In the meantime, local residents living near the edge of the bay and the banks of River Taff feared that their homes would be damaged by the permanently raised water level, as they had been in several previous floods. Environmental groups opposed construction because the bay was an important feeding ground for birds, which would be lost following impoundment. Concerns were raised over groundwater levels in low-lying areas of Cardiff affecting cellars and underground electrical junctions. During the development of Cardiff Bay and of the Cardiff Bay Barrage, there was constant tension between the Cardiff Bay Development Corporation and Cardiff City Council; the National Assembly's Audit Committee spoke of a "fractured working relationship" between the two bodies. After the original impoundment of the waters of Cardiff Bay in November 1999 plans were mooted for a Royal inauguration of the barrage. That, it was envisaged, would be held on St David's Day 2000 to be attended by the Queen and Morgan, a vociferous opponent of the scheme.
In the event, no such event took place. On 1 March 2000, the day scheduled for the ceremony, the National Assembly of Wales announced that there would be no special ceremony held to mark the project. In place of an official Royal inauguration of this massive civil engineering scheme, the largest of its kind in Europe, a modest ceremony was arranged by Cardiff Bay Development Corporation at which a former Lord Mayor of Cardiff, Councillor Ricky Ormonde officiated along with Alun Michael Labour and Co-operative MP for Cardiff South and Penarth who had always supported the scheme. However, as Cardiff Council would not accommodate the installation of a commemorative plaque on their land, the ceremony had to be performed and the plaque unveiled on land owned by the adjacent local authority, the Vale of Glamorgan Council at the Penarth end of the barrage; that was the site chosen for the installation of a 7-foot tall bronze figure of a mermaid –, the logo of Cardiff Bay Development Corporation. The Cardiff Bay Development Corporation was wound up on 31 March 2000, handing over control of the completed project to Cardiff Council.
Soon afterwards the plaque at the Penarth end of the barrage was removed and an new plaque erected midway along the barrage.

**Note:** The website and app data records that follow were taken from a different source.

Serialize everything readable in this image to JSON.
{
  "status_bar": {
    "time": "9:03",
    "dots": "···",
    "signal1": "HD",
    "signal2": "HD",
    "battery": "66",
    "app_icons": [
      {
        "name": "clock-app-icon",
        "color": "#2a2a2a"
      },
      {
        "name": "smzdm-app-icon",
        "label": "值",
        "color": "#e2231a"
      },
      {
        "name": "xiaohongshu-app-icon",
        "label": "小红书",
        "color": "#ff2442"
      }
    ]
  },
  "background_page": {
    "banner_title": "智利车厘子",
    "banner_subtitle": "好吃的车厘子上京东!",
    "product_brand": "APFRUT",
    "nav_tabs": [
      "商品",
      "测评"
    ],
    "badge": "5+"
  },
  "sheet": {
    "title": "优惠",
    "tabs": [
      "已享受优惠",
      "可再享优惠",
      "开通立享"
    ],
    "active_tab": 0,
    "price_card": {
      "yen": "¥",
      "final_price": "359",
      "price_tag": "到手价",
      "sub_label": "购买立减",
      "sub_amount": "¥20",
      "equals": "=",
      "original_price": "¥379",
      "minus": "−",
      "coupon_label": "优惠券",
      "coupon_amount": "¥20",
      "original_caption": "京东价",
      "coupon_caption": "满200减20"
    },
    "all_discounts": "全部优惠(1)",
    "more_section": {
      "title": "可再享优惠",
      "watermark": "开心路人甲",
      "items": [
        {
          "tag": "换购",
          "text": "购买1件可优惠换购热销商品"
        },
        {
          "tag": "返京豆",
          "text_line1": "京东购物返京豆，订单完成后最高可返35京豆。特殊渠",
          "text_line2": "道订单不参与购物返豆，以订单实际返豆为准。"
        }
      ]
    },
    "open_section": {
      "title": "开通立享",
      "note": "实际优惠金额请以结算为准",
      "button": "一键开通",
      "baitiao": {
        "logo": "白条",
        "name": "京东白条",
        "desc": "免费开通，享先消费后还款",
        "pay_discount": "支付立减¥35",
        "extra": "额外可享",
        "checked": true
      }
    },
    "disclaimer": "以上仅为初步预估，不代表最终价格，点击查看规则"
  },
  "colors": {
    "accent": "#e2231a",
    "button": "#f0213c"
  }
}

The new plaque made no mention of Cardiff Bay Development Authority